Then what will the yeomen do?
Says the Shan Van Vocht; What will the yeomen do?
Says the Shan Van Vocht; What should the yeomen do, But throw off the red and blue, And swear that they'll be true
To the Shan Van Vocht?
And what colour will they wear?
What colour will they wear?
Says the Shan Van Vocht;
What colour should be seen
Where our Fathers' homes have been,
But their own immortal Green?
Says the Shan Van Vocht.
What colour should, &c.
And will Ireland then be free?
Says the Shan Van Vocht;
Will Ireland then be free?
Says the Shan Van Vocht; Yes! Ireland shall be free, From the centre to the sea; Then hurrah for Liberty!
Says the Shan Van Vocht. Yes! Ireland shall &c.
5. the Bay. Bantry Bay, into which a French fleet sailed in 1796.
7. the Orange. In opposition to the United Irishmen the extreme Protestants formed clubs, called Orange Lodges after William of Orange.
21. the Curragh of Kildare is a camp outside Dublin.
23. Lord Edward. Lord Edward Fitzgerald, who went to France to organize a French invasion of Ireland. He afterwards died of wounds received in resisting arrest for treason.
THE MEMORY OF THE DEAD
WHO fears to speak of Ninety-Eight?
We drink the memory of the brave,
Some lie far off beyond the wave,
Some sleep in Ireland, too;
All, all are gone; but still lives on
They rose in dark and evil days
Alas! that might can vanquish right—
Then here's their memory! may it be
For us a guiding light,
To cheer our strife for liberty
And teach us to unite.
Through good and ill be Ireland's still,
Though sad as theirs your fate;
And true men be you, men,
Like those of Ninety-Eight.
J. K. INGRAM.
THE BATTLE OF THE BALTIC
The battle of Copenhagen was fought to break up Napoleon's plan of a coalition of the northern Powers against England. Nelson led the van of our ships, and when the battle was hottest refused to see Parker's signal for recall. The Danish fleet was broken up, but could not be taken owing to its being protected by the land batteries.

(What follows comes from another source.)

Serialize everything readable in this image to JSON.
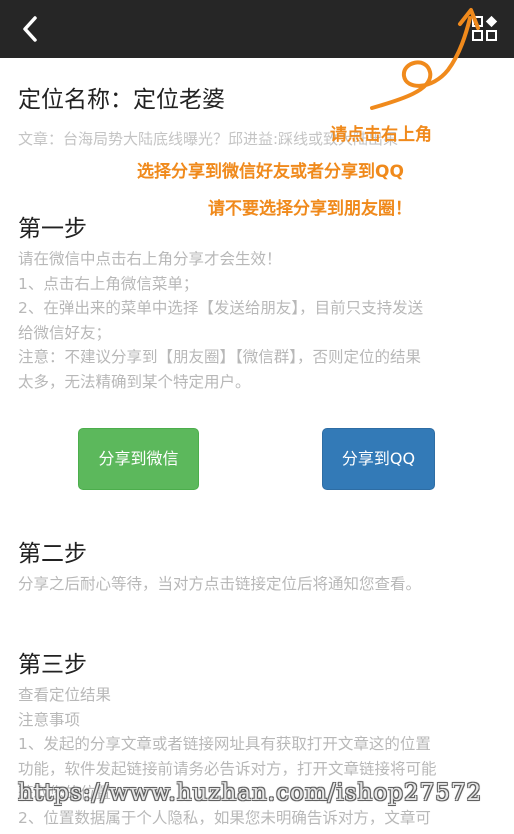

Thanks, however, to the tactful negotiations of Nelson with the Danes, an armistice was agreed on, which led to a treaty with the northern Powers.
[See the plan in Gardiner's Historical Atlas.]

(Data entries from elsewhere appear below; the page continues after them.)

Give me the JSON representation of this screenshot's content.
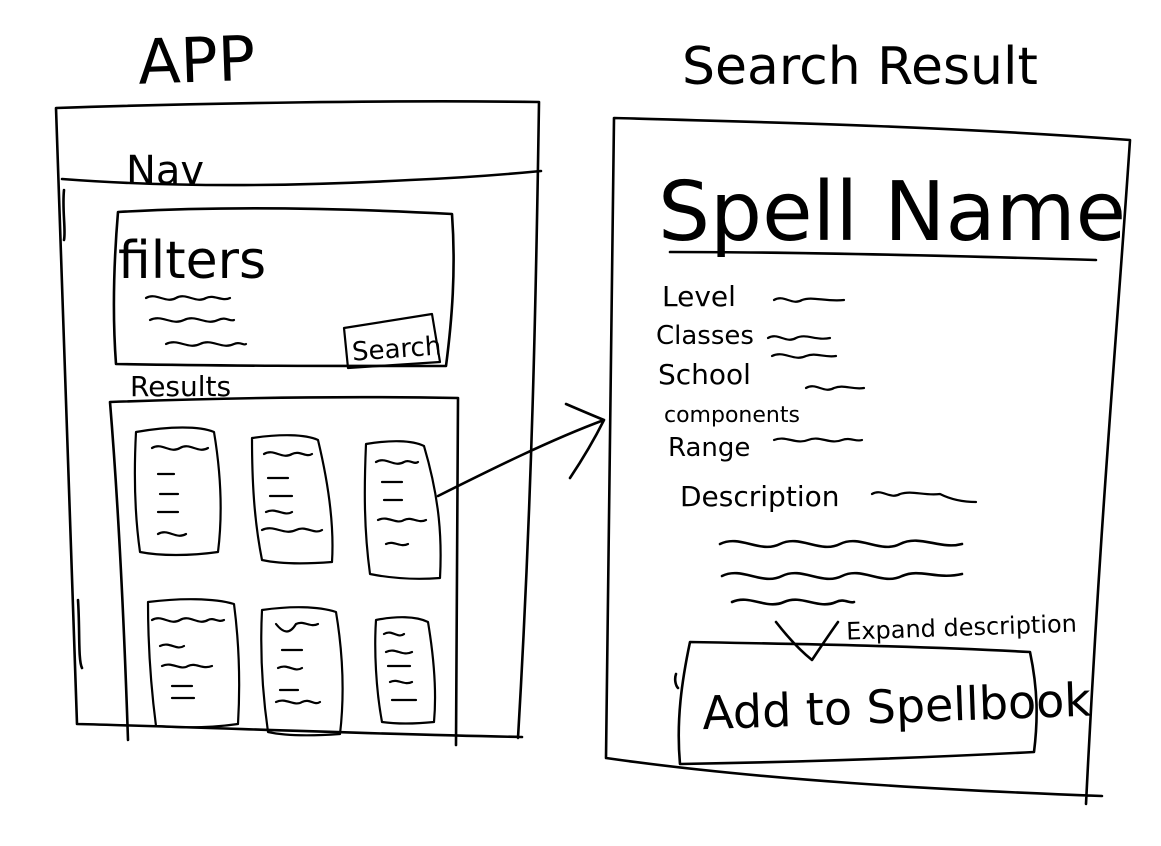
{
  "app": {
    "heading": "APP",
    "nav_label": "Nav",
    "filters": {
      "title": "filters",
      "search_button": "Search"
    },
    "results_label": "Results"
  },
  "search_result": {
    "heading": "Search Result",
    "spell_name": "Spell Name",
    "fields": [
      "Level",
      "Classes",
      "School",
      "components",
      "Range"
    ],
    "description_label": "Description",
    "expand_note": "Expand description",
    "add_button": "Add to Spellbook"
  }
}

OF Nelson and the North
Sing the glorious day's renown,
All the might of Denmark's crown,
And her arms along the deep proudly shone,

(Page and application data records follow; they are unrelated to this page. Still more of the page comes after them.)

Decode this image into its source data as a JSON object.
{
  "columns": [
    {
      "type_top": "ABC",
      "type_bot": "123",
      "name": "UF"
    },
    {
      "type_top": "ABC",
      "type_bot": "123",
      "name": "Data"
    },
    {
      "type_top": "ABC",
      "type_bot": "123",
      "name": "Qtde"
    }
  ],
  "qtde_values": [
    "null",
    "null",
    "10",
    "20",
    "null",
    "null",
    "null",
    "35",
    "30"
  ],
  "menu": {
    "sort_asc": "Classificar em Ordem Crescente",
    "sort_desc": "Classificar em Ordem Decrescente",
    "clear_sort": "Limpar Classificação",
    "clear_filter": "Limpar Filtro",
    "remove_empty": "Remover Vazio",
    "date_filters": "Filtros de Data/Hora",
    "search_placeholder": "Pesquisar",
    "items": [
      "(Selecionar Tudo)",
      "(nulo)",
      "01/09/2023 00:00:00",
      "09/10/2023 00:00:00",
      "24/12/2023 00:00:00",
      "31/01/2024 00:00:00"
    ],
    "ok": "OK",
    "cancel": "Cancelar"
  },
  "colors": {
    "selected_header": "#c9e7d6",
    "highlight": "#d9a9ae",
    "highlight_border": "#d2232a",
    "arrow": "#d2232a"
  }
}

By each gun the lighted brand
In a bold determined hand;
And the Prince of all the land
Like leviathans afloat
Lay their bulwarks on the brine,
On the lofty British line:
It was ten of April morn by the chime:
As they drifted on their path
But the might of England flushed
And her van the fleeter rushed
O'er the deadly space between.
'Hearts of oak!' our captain cried ; when each gun
From its adamantine lips
Spread a death-shade round the ships,
Like the hurricane eclipse
Of the sun.
Again! again! again!
And the havoc did not slack,
Then Denmark blessed our chief
As death withdrew his shades from the day;
O'er a wide and woeful sight,
While the sun looked smiling bright
Where the fires of funeral light
Now joy, Old England, raise
For the tidings of thy might
By the festal cities' blaze,
While the wine-cup shines in light;
By thy wild and stormy steep,
Brave hearts! to Britain's pride
Soft sigh the winds of Heaven o'er their
Of the brave!
8. Prince of all the land. The Crown Prince of Denmark. 63. Elsinore. Helsingfors, commanding the entrance to the Baltic.
67. Riou, in command of the frigates, was killed during an attack on the land batteries.